General Advice Warning

Gareth Lane

Concise Digital

Gareth Lane is a successful entrepreneur, businessman, and owner of the digital marketing and web agency Concise Digital, based out of Perth, Western Australia. Concise Digital have solved over 60,000 digital / web problems for clients since 2005. Gareth is one of the founders of SMSF Mate.

Gareth is passionate about helping small businesses be more successful online by avoiding the pitfalls of digital marketing. He regularly runs live talks, workshops and meetups discussing Google, social media and all things digital marketing.

Gareth studied Business and Commerce at Curtin University, and has held board positions for a number of organisations, including serving as the President of the Western Suburbs Business Association and as a non-executive member of WA Business Assist. A true entrepreneur at heart, he started his first business at 13 and has created and run multiple successful businesses since.

Gareth enjoys good food, great wine and time in the sun when he’s not at his computer helping other businesses get ahead!

You can find out more about Gareth or connect with him on Linkedin here:

Or visit his websites here: or

Show More

Ashwin Ramdas

Eventum Consulting

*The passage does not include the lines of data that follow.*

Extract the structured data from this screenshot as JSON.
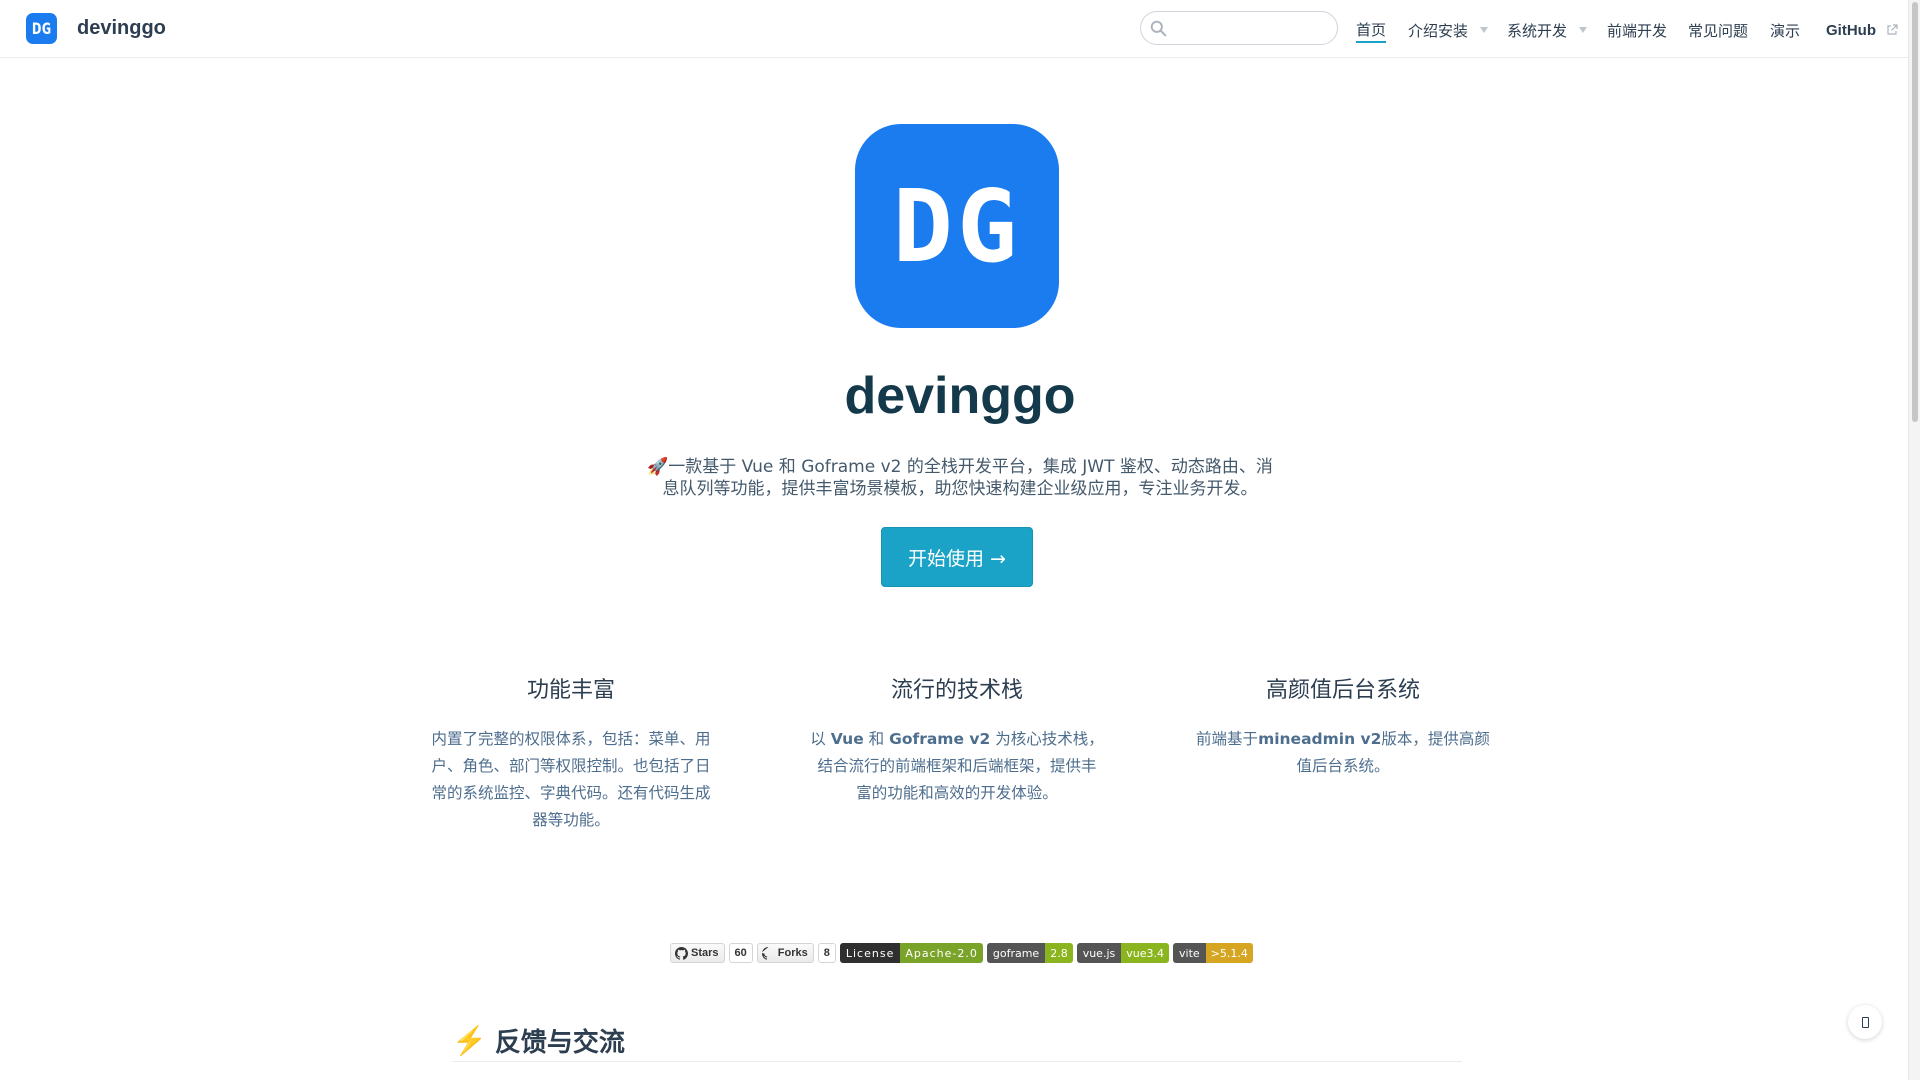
{
  "brand": {
    "logo_text": "DG",
    "name": "devinggo"
  },
  "search": {
    "placeholder": "",
    "value": ""
  },
  "nav": {
    "items": [
      {
        "label": "首页",
        "active": true,
        "dropdown": false
      },
      {
        "label": "介绍安装",
        "active": false,
        "dropdown": true
      },
      {
        "label": "系统开发",
        "active": false,
        "dropdown": true
      },
      {
        "label": "前端开发",
        "active": false,
        "dropdown": false
      },
      {
        "label": "常见问题",
        "active": false,
        "dropdown": false
      },
      {
        "label": "演示",
        "active": false,
        "dropdown": false
      },
      {
        "label": "GitHub",
        "active": false,
        "dropdown": false,
        "external": true
      }
    ]
  },
  "hero": {
    "logo_text": "DG",
    "title": "devinggo",
    "description": "🚀一款基于 Vue 和 Goframe v2 的全栈开发平台，集成 JWT 鉴权、动态路由、消息队列等功能，提供丰富场景模板，助您快速构建企业级应用，专注业务开发。",
    "cta_label": "开始使用 →"
  },
  "features": [
    {
      "title": "功能丰富",
      "desc": "内置了完整的权限体系，包括：菜单、用户、角色、部门等权限控制。也包括了日常的系统监控、字典代码。还有代码生成器等功能。"
    },
    {
      "title": "流行的技术栈",
      "desc_pre": "以 ",
      "bold1": "Vue",
      "mid1": " 和 ",
      "bold2": "Goframe v2",
      "desc_post": " 为核心技术栈，结合流行的前端框架和后端框架，提供丰富的功能和高效的开发体验。"
    },
    {
      "title": "高颜值后台系统",
      "desc_pre": "前端基于",
      "bold1": "mineadmin v2",
      "desc_post": "版本，提供高颜值后台系统。"
    }
  ],
  "badges": {
    "stars_label": "Stars",
    "stars_count": "60",
    "forks_label": "Forks",
    "forks_count": "8",
    "shields": [
      {
        "left": "License",
        "right": "Apache-2.0",
        "color": "#7aa32a",
        "kind": "license"
      },
      {
        "left": "goframe",
        "right": "2.8",
        "color": "#8bb51f"
      },
      {
        "left": "vue.js",
        "right": "vue3.4",
        "color": "#8bb51f"
      },
      {
        "left": "vite",
        "right": ">5.1.4",
        "color": "#d6a521"
      }
    ]
  },
  "section": {
    "icon": "⚡",
    "title": "反馈与交流"
  },
  "colors": {
    "accent": "#1aa3c6",
    "logo": "#1b7cf0",
    "text": "#2c3e50"
  }
}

Ashwin is an accountant and educator based in Perth, Western Australia. He is passionate about helping family owned businesses and startups. He is one of the founders of SMSF Mate and you’ll regularly see him on our podcast!

Ashwin is a managing owner and director of Eventum Consulting, a multidisciplinary firm helping clients with finance, succession planning and their tax needs. He also served as a lecturer in taxation and small business at the Central Institute of Technology, and has worked as an accountant at a number of well-known tax specialists.

Ashwin studied a Diploma of Business Education and a Bachelor of Commerce in Financial Accounting, Managerial Accounting and Corporate Finance, both at Curtin University, WA.

Ashwin is passionate about technology, and sees it as an enabler for his clients to grow truly sustainable and profitable businesses.

You can find out more about Ashwin or connect with him on Linkedin here:

Or visit his website here:

Show More

Kind words from Aussies managing
their own self funded futures

  • SMSF Mate is a unique website because it has ideas about how to approach SMSFs, insurance and other financial topics that come straight from first hand experience. It's much more useful than what you find on all the other financial websites that just offer generic info that you could easily get on the ATO's website. It's also nice to know there's no financial incentive behind the information, it's legitimately there to help people understand self-managed super funds and how to get the most out of them, not to get an affiliate commission from a broker or other financial services provider. The investment product information is also incredibly useful, I've never seen this kind of functionality on any other website that let's you look at such a wide range of products, sort by what info is most interesting or important to you, and subscribe to updates for different funds and financial products all in one place. Definitely worth checking out if you own or are considering an SMSF!

    David G, Self-Employed, SMSF Owner
  • SMSF Mate provides a unique insight into superannuation and financial topics in a way that is easier to understand than conventional websites. The colloquial nature of the site makes it easy to understand and they often speak about complicated topics in lamens terms so I can wrap my head around them. The investment product information is a great way to research funds that I am interested in investing in with my SMSF and there is a lot of helpful information on the site for better structuring my investment portfolio. In comparison to other websites which offer similar information, SMSF Mate excels as the information is free to access whereas many other sites charge a subscription fee for the same thing. Overall, I think SMSF Mate is a great resource for SMSF trustees and is worth looking at for a variety of super-related topics. Thanks.

    Tim B, Business Owner, SMSF Trustee